“One good thing about the era we are in, there isn’t anything you can’t look up,” said Carol Squires, owner of The Little Jewel in downtown Modesto. That means you can Google a name on a label in a blouse or a mark on a piece of jewelry to help determine its story. Of course, that also assumes that someone hasn’t sewn a vintage label into a 21st century dress.
Labels are just the start – according to the website vintagefashionguild.org, not all vintage clothing will have labels in it. The website also shares the interesting bit of history that labels started in the 1800s, “when dressmaking departments were active.”
The make of the garment also can offer clues, both Squires and the website said. “Look at this beading,” Squires said, holding out a lacy dress. “It’s all handmade.”
Sign Up and Save
Get six months of free digital access to The Sacramento Bee
Vintage pieces may have boned bodices, hand-sewn zippers and covered buttons.
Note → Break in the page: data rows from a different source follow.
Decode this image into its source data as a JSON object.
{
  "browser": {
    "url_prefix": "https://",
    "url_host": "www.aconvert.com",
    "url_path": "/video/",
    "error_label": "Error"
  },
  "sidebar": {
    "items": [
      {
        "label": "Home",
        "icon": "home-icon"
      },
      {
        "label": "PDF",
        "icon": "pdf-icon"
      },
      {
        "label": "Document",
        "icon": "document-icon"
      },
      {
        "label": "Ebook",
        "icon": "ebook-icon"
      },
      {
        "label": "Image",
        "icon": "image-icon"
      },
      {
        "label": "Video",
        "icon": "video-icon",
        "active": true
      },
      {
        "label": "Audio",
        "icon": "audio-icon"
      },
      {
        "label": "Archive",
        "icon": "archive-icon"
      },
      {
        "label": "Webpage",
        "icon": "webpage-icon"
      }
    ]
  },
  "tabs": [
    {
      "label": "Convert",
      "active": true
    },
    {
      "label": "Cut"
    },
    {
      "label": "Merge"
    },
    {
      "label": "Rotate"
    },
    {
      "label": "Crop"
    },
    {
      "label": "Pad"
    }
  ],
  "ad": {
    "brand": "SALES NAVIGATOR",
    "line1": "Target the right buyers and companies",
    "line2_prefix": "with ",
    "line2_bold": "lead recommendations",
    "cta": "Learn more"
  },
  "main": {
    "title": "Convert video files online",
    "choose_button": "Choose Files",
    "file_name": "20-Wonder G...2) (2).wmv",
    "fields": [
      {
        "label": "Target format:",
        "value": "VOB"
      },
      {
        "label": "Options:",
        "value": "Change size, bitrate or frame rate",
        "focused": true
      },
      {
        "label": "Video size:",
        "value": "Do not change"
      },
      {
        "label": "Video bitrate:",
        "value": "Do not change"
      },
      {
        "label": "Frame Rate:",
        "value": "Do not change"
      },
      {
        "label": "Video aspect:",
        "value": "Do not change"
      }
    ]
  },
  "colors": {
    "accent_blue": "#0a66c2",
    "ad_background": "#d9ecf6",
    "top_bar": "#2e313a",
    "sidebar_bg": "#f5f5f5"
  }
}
Some of those buttons may not have made it through the years – Squires said when she replaces buttons she tries to do it with pieces from the same era, and always puts that information on the tag.
In these days of $3 tank tops and mass-market jeans, the appeal of vintage has never been stronger, Squires said.
“These are classic styles,” she said. “It’s timeless, and the quality of the fabric and the sewing is just exceptional.”
For those looking to start or add to a vintage collection, Squires advised keeping an open mind. She displayed a 1940s slip that easily could transform into a sundress. In another part of her store, she displays vintage necklaces layered with current pieces – and one from the 1980s.
The clothing isn’t all for wearing. Squires sells aprons for display in kitchens, vintage pieces for use as hair salon decor.
“You can have that little flair,” she said.
And those who do want to want to wear vintage shouldn’t be afraid of modifying it. At her K Street boutique, Squires displays dresses, corsets and other pieces made or augmented by local artist Joanne Miller.
Recently, a woman came in with two pieces of lace – one from her grandmother and one from her grandfather. “Joanne made it into the most beautiful wedding dress,” Squires said.
“Everything today is so disposable,” Squires said. “Vintage clothing pieces are investments.”
Vintage clothing shopping tips
Fashion publishing behemoth Vogue offers a variety of tips for those who are venturing into the world of vintage clothing and accessories. A sampling:
1. If you are new to the world of vintage, consider getting started with an accessory. And if that accessory turns your skin colors, you can try painting the back of it with clear nail polish.
2. When you do find something you like, remember: If it is too small, leave it. (Vogue says: Alas, we are here to inform you – you are not going to lose that weight.”)
3. Clothes that are too big, though, often can be taken in fairly easily.
4. If you decide on a handbag, make sure that the clasps work and the leather is in good shape.
5. Check for holes by holding up the garment to a strong light. Also look for stains – blotches that have been on a blouse for 20 years aren’t going anywhere.